TASK: Throughout the records below, find the lines with the string "title" and give how many there are, nothing else.

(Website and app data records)
____

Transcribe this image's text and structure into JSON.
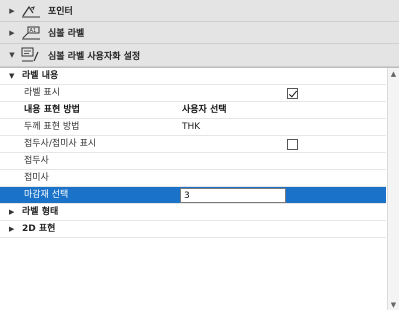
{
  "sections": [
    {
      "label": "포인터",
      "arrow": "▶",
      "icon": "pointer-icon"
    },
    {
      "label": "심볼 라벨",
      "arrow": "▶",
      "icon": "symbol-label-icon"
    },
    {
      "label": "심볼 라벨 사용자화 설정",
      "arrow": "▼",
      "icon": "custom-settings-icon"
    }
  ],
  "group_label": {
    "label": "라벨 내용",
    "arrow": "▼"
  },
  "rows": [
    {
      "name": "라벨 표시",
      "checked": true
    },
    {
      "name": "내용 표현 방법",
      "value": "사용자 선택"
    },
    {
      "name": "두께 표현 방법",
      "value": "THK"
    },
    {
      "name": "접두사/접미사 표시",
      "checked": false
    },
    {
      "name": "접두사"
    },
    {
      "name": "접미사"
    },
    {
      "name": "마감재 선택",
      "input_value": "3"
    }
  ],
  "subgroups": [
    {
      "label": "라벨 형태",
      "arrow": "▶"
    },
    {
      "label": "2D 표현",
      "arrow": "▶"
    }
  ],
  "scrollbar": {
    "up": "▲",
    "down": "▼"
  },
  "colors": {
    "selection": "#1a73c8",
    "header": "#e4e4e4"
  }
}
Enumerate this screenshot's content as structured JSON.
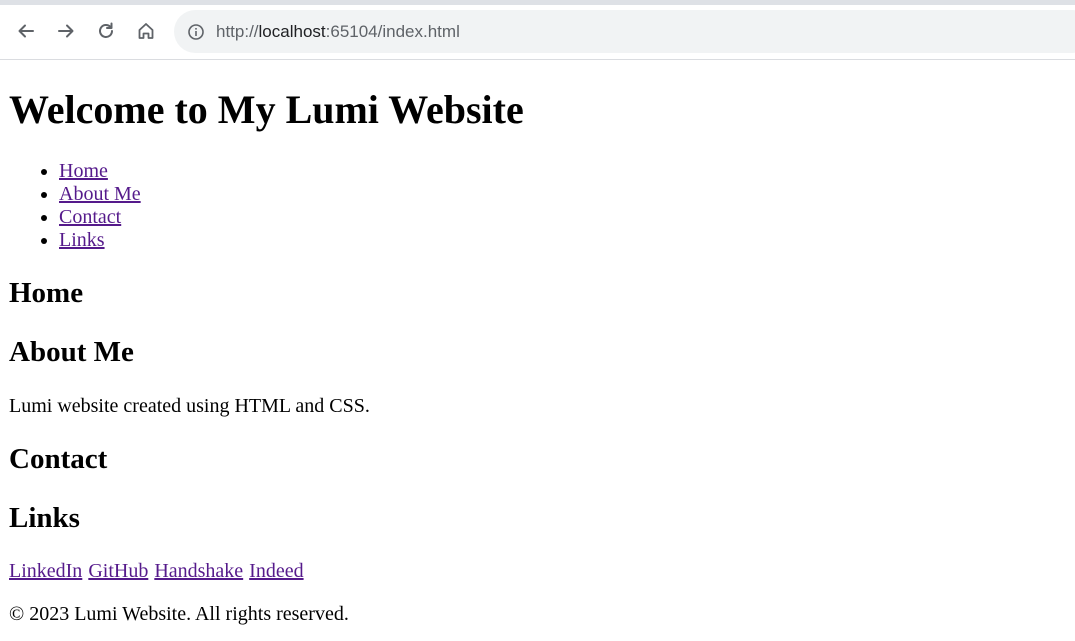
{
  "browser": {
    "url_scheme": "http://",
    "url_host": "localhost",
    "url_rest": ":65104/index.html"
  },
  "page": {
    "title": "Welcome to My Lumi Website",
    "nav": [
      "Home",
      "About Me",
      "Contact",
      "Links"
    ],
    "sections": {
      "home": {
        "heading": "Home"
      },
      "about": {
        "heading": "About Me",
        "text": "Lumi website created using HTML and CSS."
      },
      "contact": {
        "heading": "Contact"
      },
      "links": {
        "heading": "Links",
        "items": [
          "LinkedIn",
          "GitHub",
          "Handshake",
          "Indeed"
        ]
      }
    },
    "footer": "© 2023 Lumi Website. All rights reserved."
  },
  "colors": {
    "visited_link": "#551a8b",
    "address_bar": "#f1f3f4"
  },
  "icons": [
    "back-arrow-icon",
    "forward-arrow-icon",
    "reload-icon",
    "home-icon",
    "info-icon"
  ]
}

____

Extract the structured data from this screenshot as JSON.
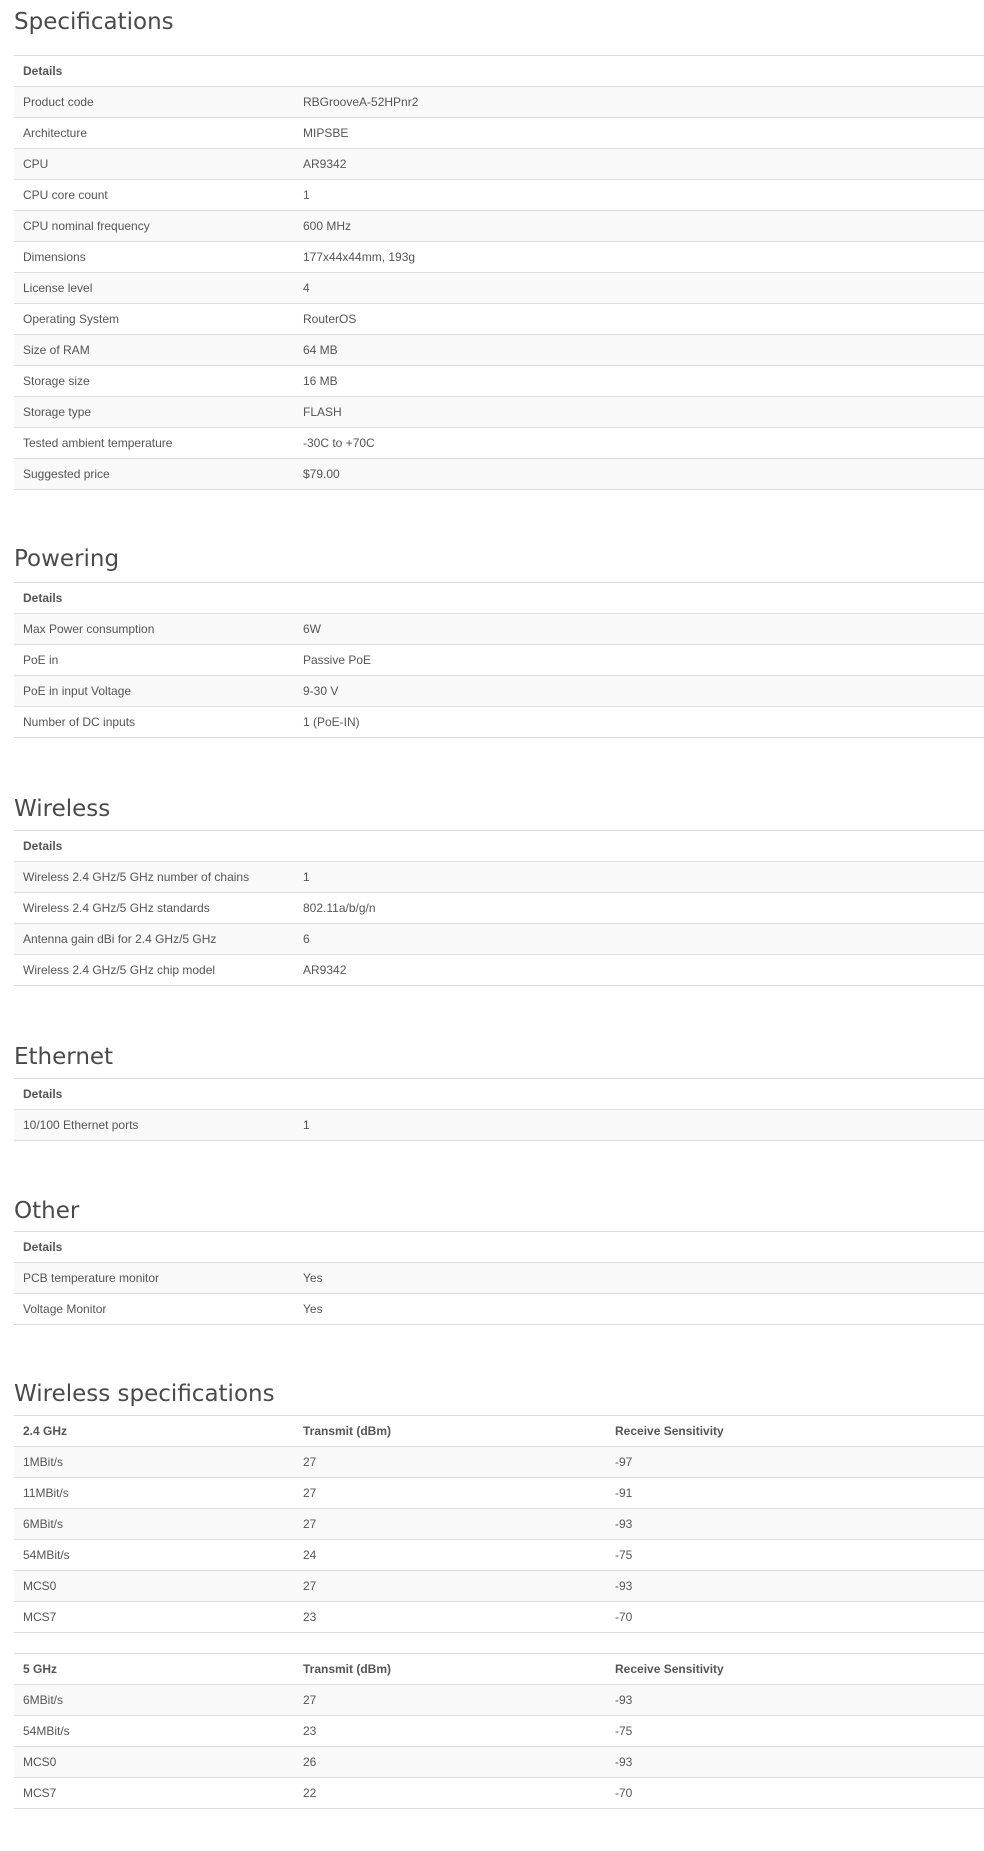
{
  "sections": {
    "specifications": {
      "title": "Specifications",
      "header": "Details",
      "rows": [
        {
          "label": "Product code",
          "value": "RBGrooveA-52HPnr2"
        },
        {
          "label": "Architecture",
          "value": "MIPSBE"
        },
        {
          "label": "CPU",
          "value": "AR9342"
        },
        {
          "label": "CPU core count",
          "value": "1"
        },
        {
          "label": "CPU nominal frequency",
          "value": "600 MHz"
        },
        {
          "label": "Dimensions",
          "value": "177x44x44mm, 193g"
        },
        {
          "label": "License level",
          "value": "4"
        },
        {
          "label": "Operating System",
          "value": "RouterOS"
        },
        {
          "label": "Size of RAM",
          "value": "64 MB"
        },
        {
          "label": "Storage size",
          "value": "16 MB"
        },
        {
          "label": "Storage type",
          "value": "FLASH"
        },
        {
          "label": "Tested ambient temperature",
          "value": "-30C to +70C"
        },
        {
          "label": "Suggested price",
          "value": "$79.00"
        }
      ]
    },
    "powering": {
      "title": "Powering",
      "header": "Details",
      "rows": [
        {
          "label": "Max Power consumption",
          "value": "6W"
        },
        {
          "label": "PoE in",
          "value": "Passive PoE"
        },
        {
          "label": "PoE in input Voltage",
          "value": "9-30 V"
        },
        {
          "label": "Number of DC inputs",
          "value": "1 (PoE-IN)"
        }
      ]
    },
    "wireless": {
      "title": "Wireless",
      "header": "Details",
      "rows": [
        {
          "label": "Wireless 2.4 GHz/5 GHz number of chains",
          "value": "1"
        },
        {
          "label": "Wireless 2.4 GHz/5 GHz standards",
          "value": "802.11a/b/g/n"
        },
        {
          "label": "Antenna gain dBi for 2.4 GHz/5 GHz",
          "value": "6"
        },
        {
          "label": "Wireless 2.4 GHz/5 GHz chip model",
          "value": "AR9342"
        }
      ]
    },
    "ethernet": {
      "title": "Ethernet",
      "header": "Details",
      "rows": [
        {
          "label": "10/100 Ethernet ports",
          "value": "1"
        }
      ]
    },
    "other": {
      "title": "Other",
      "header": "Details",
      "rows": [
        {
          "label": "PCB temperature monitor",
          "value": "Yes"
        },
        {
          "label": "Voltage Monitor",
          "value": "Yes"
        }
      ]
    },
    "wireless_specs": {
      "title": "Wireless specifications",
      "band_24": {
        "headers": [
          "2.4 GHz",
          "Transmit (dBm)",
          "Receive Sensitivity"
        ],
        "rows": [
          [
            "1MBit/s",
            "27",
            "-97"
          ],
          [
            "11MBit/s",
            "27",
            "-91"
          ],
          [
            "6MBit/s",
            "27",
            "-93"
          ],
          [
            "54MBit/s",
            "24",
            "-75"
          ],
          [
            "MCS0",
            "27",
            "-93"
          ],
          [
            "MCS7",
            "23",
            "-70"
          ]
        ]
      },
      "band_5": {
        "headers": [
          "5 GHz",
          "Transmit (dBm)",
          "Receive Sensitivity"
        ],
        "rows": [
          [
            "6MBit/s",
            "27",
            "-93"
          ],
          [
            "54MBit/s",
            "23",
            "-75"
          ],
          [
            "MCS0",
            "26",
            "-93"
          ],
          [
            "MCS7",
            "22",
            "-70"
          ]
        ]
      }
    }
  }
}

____

EXERCISE ANSWER: 7